WHAT YOU NEED TO DO: Consider the data that follows and state how many lines contain the string "want", using the number alone.

[Items from an interface collection]
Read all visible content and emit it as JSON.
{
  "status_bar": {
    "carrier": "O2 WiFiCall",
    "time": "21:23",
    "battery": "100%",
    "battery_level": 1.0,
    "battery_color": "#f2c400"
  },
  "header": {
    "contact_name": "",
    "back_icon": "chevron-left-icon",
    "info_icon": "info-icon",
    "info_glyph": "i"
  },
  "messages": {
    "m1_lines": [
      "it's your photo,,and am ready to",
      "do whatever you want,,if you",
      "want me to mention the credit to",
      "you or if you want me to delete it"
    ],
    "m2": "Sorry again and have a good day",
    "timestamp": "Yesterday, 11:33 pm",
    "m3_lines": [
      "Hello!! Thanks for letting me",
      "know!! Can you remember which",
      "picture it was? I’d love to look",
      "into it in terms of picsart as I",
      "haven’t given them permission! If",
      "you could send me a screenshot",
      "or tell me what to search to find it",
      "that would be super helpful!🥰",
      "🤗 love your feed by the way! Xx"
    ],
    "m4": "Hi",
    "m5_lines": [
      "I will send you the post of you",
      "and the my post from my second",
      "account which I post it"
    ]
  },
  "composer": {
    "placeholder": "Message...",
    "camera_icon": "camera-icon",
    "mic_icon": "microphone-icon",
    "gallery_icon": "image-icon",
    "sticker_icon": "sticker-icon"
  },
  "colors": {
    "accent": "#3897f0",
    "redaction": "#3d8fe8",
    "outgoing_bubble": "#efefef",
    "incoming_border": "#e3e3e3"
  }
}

SOLUTION TO THE PROBLEM: 3